* [Exercise requirements]
Each entry should be given again exactly, with any image left out.

* [Record extracts]

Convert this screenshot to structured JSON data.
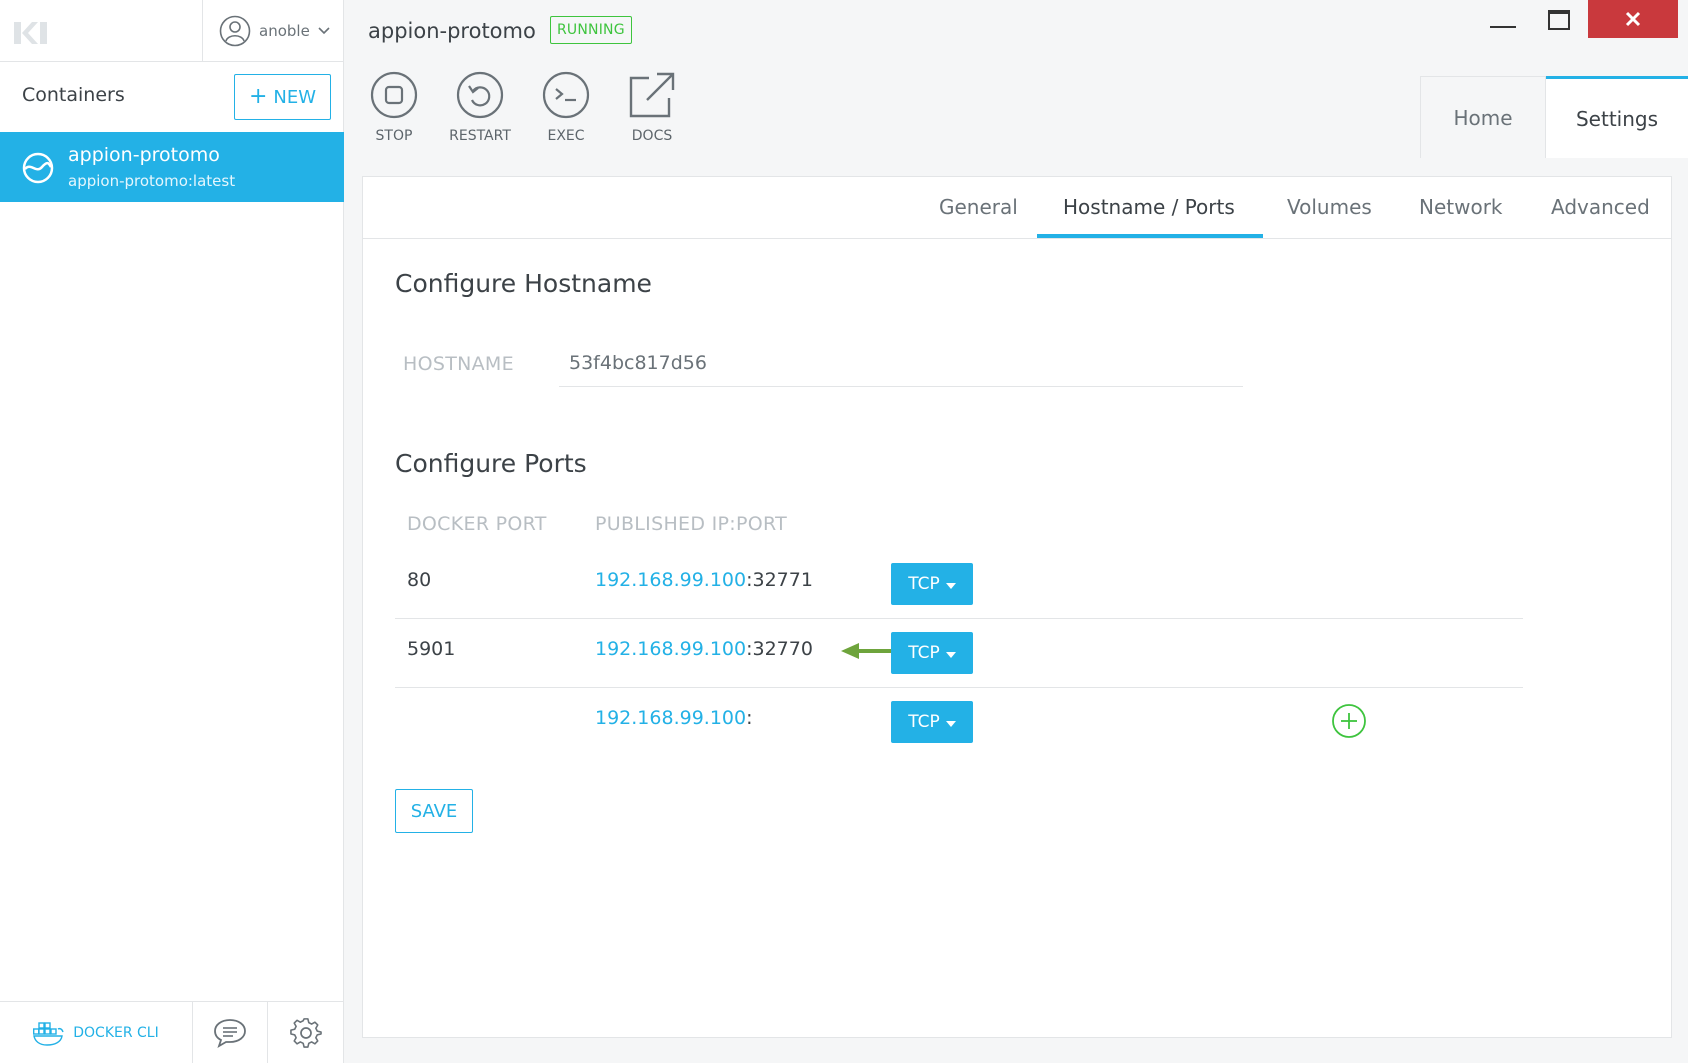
{
  "sidebar": {
    "user": "anoble",
    "containers_title": "Containers",
    "new_label": "NEW",
    "container": {
      "name": "appion-protomo",
      "image": "appion-protomo:latest"
    },
    "docker_cli_label": "DOCKER CLI"
  },
  "header": {
    "title": "appion-protomo",
    "status": "RUNNING",
    "actions": [
      {
        "label": "STOP",
        "icon": "stop-icon"
      },
      {
        "label": "RESTART",
        "icon": "restart-icon"
      },
      {
        "label": "EXEC",
        "icon": "terminal-icon"
      },
      {
        "label": "DOCS",
        "icon": "external-link-icon"
      }
    ],
    "tabs": [
      {
        "label": "Home"
      },
      {
        "label": "Settings",
        "active": true
      }
    ]
  },
  "settings": {
    "tabs": [
      {
        "label": "General"
      },
      {
        "label": "Hostname / Ports",
        "active": true
      },
      {
        "label": "Volumes"
      },
      {
        "label": "Network"
      },
      {
        "label": "Advanced"
      }
    ],
    "hostname_section_title": "Configure Hostname",
    "hostname_label": "HOSTNAME",
    "hostname_value": "53f4bc817d56",
    "ports_section_title": "Configure Ports",
    "col_docker_port": "DOCKER PORT",
    "col_published": "PUBLISHED IP:PORT",
    "ports": [
      {
        "docker_port": "80",
        "ip": "192.168.99.100",
        "port": ":32771",
        "protocol": "TCP"
      },
      {
        "docker_port": "5901",
        "ip": "192.168.99.100",
        "port": ":32770",
        "protocol": "TCP"
      },
      {
        "docker_port": "",
        "ip": "192.168.99.100",
        "port": ":",
        "protocol": "TCP"
      }
    ],
    "save_label": "SAVE"
  },
  "colors": {
    "accent": "#23b1e6",
    "running": "#3ec43e",
    "close": "#c9393d",
    "arrow": "#6ea43c"
  }
}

* [Task result]
Convert this screenshot to structured JSON data.
{
  "sidebar": {
    "user": "anoble",
    "containers_title": "Containers",
    "new_label": "NEW",
    "container": {
      "name": "appion-protomo",
      "image": "appion-protomo:latest"
    },
    "docker_cli_label": "DOCKER CLI"
  },
  "header": {
    "title": "appion-protomo",
    "status": "RUNNING",
    "actions": [
      {
        "label": "STOP",
        "icon": "stop-icon"
      },
      {
        "label": "RESTART",
        "icon": "restart-icon"
      },
      {
        "label": "EXEC",
        "icon": "terminal-icon"
      },
      {
        "label": "DOCS",
        "icon": "external-link-icon"
      }
    ],
    "tabs": [
      {
        "label": "Home"
      },
      {
        "label": "Settings",
        "active": true
      }
    ]
  },
  "settings": {
    "tabs": [
      {
        "label": "General"
      },
      {
        "label": "Hostname / Ports",
        "active": true
      },
      {
        "label": "Volumes"
      },
      {
        "label": "Network"
      },
      {
        "label": "Advanced"
      }
    ],
    "hostname_section_title": "Configure Hostname",
    "hostname_label": "HOSTNAME",
    "hostname_value": "53f4bc817d56",
    "ports_section_title": "Configure Ports",
    "col_docker_port": "DOCKER PORT",
    "col_published": "PUBLISHED IP:PORT",
    "ports": [
      {
        "docker_port": "80",
        "ip": "192.168.99.100",
        "port": ":32771",
        "protocol": "TCP"
      },
      {
        "docker_port": "5901",
        "ip": "192.168.99.100",
        "port": ":32770",
        "protocol": "TCP"
      },
      {
        "docker_port": "",
        "ip": "192.168.99.100",
        "port": ":",
        "protocol": "TCP"
      }
    ],
    "save_label": "SAVE"
  },
  "colors": {
    "accent": "#23b1e6",
    "running": "#3ec43e",
    "close": "#c9393d",
    "arrow": "#6ea43c"
  }
}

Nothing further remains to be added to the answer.